Music doesn’t lie. If there is something to be changed in this world, then it can only happen through music. – Jimi Hendrix who was born on this day in 1942.
When I’m singing, it’s like I’m at home. And music is a great healer. I think I’d have been a basket case if I hadn’t been a singer. – Lulu who turns 67 today.
. . . Born Priscilla White in Liverpool, Black changed her name to launch a singing career with hits such as Anyone Who Had a Heart and You’re My World.
Her career focus shifted to television in 1968, when she was given her own BBC One primetime series, and she went on to host a number of shows for ITV.
Black’s journey to stardom began at Liverpool’s famous Cavern Club, where she started work as a part-time cloakroom attendant.
It was there she met her husband-to-be Bobby Willis and went on to perform alongside such acts as The Beatles and Gerry and the Pacemakers.
She was soon brought to the attention of manager Brian Epstein and released her first single, Love of the Loved, in September 1963.
The following year she released the ballads You’re My World and Anyone Who Had a Heart, both of which went to number one. . . .
Blues musician B.B. King died last week:
B.B. King, the singer and guitarist who put the blues in a three-piece suit and took the musical genre from the barrooms and back porches of the Mississippi Delta to Carnegie Hall and the world’s toniest concert stages with a signature style emulated by generations of blues and rock musicians, has died.
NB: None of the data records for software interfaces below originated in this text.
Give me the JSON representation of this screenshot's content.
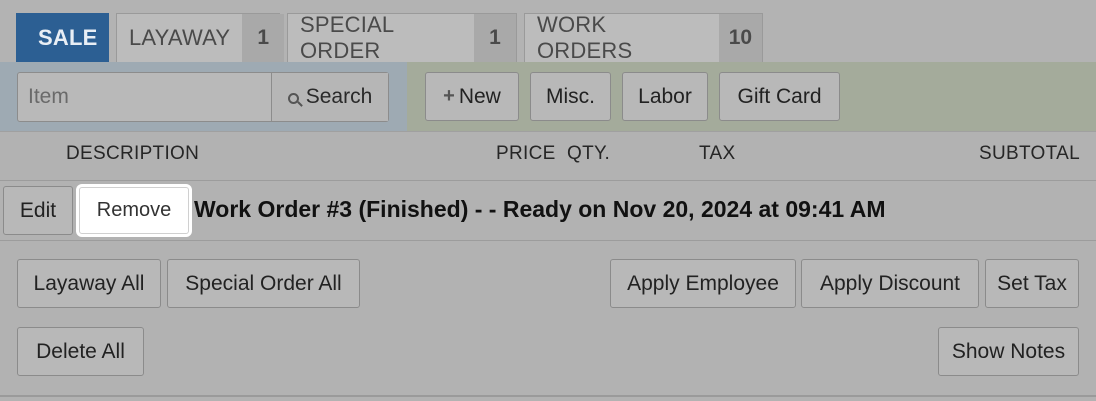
{
  "tabs": [
    {
      "label": "SALE",
      "count": ""
    },
    {
      "label": "LAYAWAY",
      "count": "1"
    },
    {
      "label": "SPECIAL ORDER",
      "count": "1"
    },
    {
      "label": "WORK ORDERS",
      "count": "10"
    }
  ],
  "search": {
    "placeholder": "Item",
    "button_label": "Search"
  },
  "actions": {
    "new_label": "New",
    "misc_label": "Misc.",
    "labor_label": "Labor",
    "gift_card_label": "Gift Card"
  },
  "columns": {
    "description": "DESCRIPTION",
    "price": "PRICE",
    "qty": "QTY.",
    "tax": "TAX",
    "subtotal": "SUBTOTAL"
  },
  "line_item": {
    "edit_label": "Edit",
    "remove_label": "Remove",
    "description": "Work Order #3 (Finished) - - Ready on Nov 20, 2024 at 09:41 AM"
  },
  "bulk_actions": {
    "layaway_all": "Layaway All",
    "special_order_all": "Special Order All",
    "apply_employee": "Apply Employee",
    "apply_discount": "Apply Discount",
    "set_tax": "Set Tax",
    "delete_all": "Delete All",
    "show_notes": "Show Notes"
  },
  "colors": {
    "active_tab": "#2c5f93",
    "search_panel": "#9eaab3",
    "action_panel": "#a4ab9b",
    "highlight": "#ffffff"
  },
  "icons": {
    "search": "search-icon",
    "new": "plus-icon"
  }
}
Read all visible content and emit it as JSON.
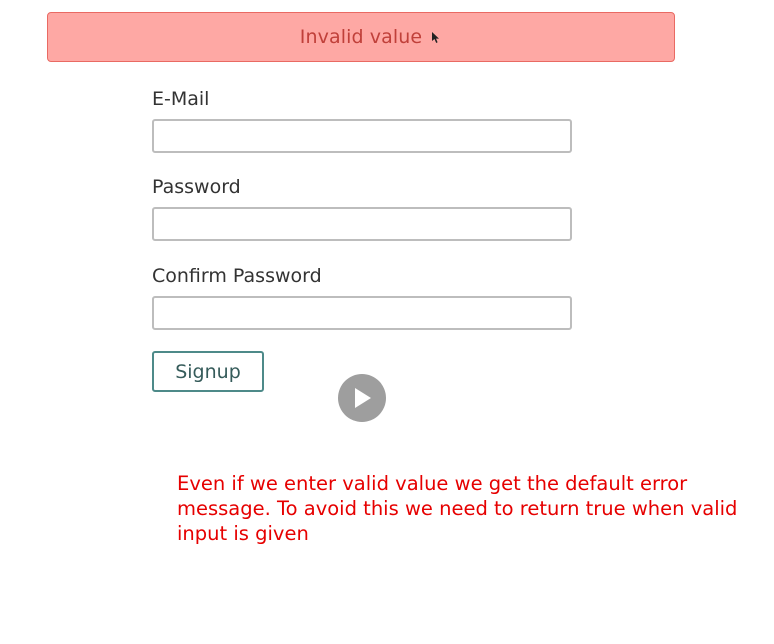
{
  "banner": {
    "text": "Invalid value",
    "background_color": "#fea8a4",
    "text_color": "#c0403a"
  },
  "form": {
    "email_label": "E-Mail",
    "email_value": "",
    "password_label": "Password",
    "password_value": "",
    "confirm_label": "Confirm Password",
    "confirm_value": "",
    "submit_label": "Signup"
  },
  "video_overlay": {
    "icon": "play-icon"
  },
  "note": {
    "text": "Even if we enter valid value we get the default error message. To avoid this we need to return true when valid input is given",
    "color": "#e60000"
  }
}
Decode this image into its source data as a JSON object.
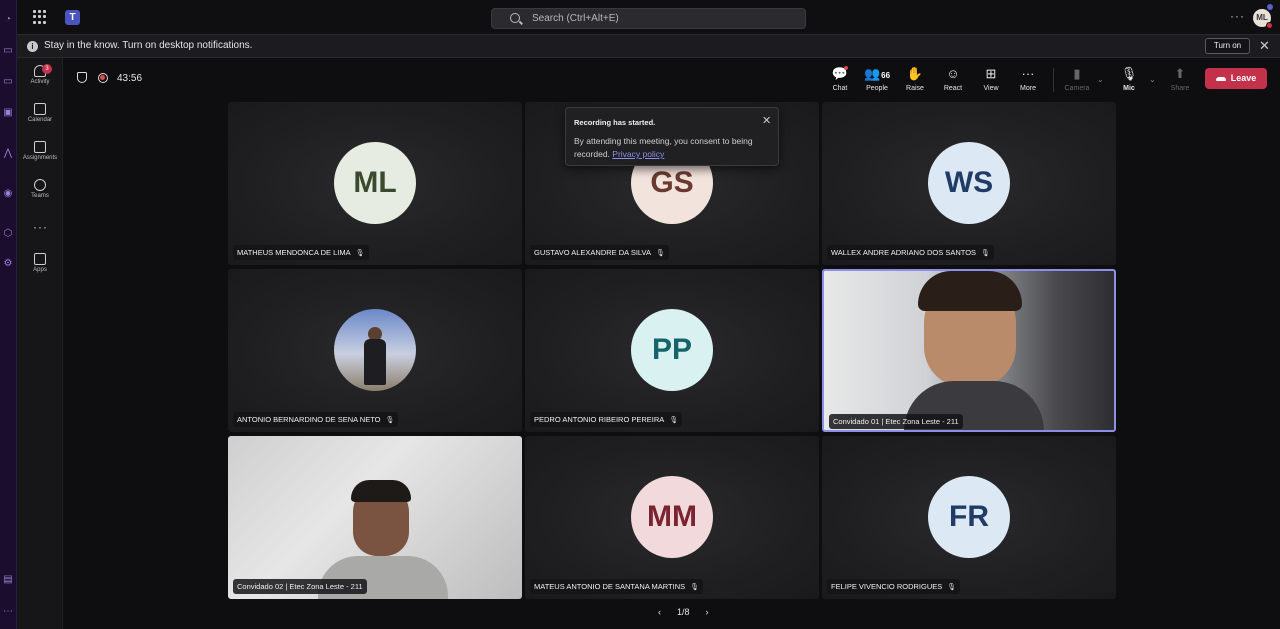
{
  "titlebar": {
    "search_placeholder": "Search (Ctrl+Alt+E)",
    "teams_logo": "T",
    "avatar_initials": "ML",
    "more_dots": "···"
  },
  "notification": {
    "text": "Stay in the know. Turn on desktop notifications.",
    "button": "Turn on",
    "close": "✕"
  },
  "rail": {
    "items": [
      {
        "label": "Activity",
        "badge": "3"
      },
      {
        "label": "Calendar"
      },
      {
        "label": "Assignments"
      },
      {
        "label": "Teams"
      },
      {
        "label": "Apps"
      }
    ],
    "more_dots": "···"
  },
  "meeting": {
    "timer": "43:56",
    "controls": {
      "chat": "Chat",
      "people": "People",
      "people_count": "66",
      "raise": "Raise",
      "react": "React",
      "view": "View",
      "more": "More",
      "camera": "Camera",
      "mic": "Mic",
      "share": "Share",
      "leave": "Leave"
    },
    "icons": {
      "chat": "💬",
      "people": "👥",
      "raise": "✋",
      "react": "☺",
      "view": "⊞",
      "more": "···",
      "camera": "▮",
      "mic": "🎙",
      "share": "⬆",
      "chevron": "⌄",
      "mute": "🎙",
      "close": "✕"
    }
  },
  "popup": {
    "title": "Recording has started.",
    "body": "By attending this meeting, you consent to being recorded.",
    "link": "Privacy policy"
  },
  "tiles": [
    {
      "name": "MATHEUS MENDONCA DE LIMA",
      "initials": "ML",
      "bg": "#e6ece1",
      "fg": "#3a4a2e"
    },
    {
      "name": "GUSTAVO ALEXANDRE DA SILVA",
      "initials": "GS",
      "bg": "#f3e3dd",
      "fg": "#6a3a30"
    },
    {
      "name": "WALLEX ANDRE ADRIANO DOS SANTOS",
      "initials": "WS",
      "bg": "#dce8f4",
      "fg": "#1f3b66"
    },
    {
      "name": "ANTONIO BERNARDINO DE SENA NETO",
      "initials": ""
    },
    {
      "name": "PEDRO ANTONIO RIBEIRO PEREIRA",
      "initials": "PP",
      "bg": "#d9f1f1",
      "fg": "#17636b"
    },
    {
      "name": "Convidado 01 | Etec Zona Leste - 211",
      "initials": ""
    },
    {
      "name": "Convidado 02 | Etec Zona Leste - 211",
      "initials": ""
    },
    {
      "name": "MATEUS ANTONIO DE SANTANA MARTINS",
      "initials": "MM",
      "bg": "#f2d9db",
      "fg": "#7a2430"
    },
    {
      "name": "FELIPE VIVENCIO RODRIGUES",
      "initials": "FR",
      "bg": "#dce8f4",
      "fg": "#1f3b66"
    }
  ],
  "pager": {
    "prev": "‹",
    "label": "1/8",
    "next": "›"
  }
}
He was 89.
The 15-time Grammy Award winner died in Las Vegas, his attorney said. He had struggled in recent years with diabetes.
Early on, King transcended his musical shortcomings – an inability to play guitar leads while he sang and a failure to master the use of a bottleneck or slide favored by many of his guitar-playing peers – and created a unique style that made him one of the most respected and influential blues musicians ever. . .
Peter Williams says this song should be compulsory Anzac Day listening:
There’s a song that should be compulsory listening before ANZAC Day on Saturday.
“And the Band Played Waltzing Matilda” was written by Scottish born Adelaide singer-songwriter Eric Bogle in 1971.
That was a time when attendances at ANZAC Day Dawn Parades were sparse.
A time when – because of the Vietnam conflict – young people especially didn’t want to remember wars and those who fought in them.
A time when there was a real possibility that the annual remembrance of Gallipoli would fade away a long, long time before a centenary commemoration.
So in keeping with the times, Bogle wrote lyrics highlighting the horrors of Gallipoli and in the process emerged with some of the most damning and haunting words ever written about war and its after effects. . .
How many 70 year-olds could keep an audience of mostly 50+ in age on their feet for an hour and a half?
Rod Stewart did it at Forsyth Barr stadium last night when most had already been dancing during James Reyne’s opening act.
Rod gave us all the old hits, a few lesser known songs, sensational lighting and shared the limelight with the musicians and backing singers too.
It’s a pity the photo doesn’t show his stunning shoes and leopard skin socks.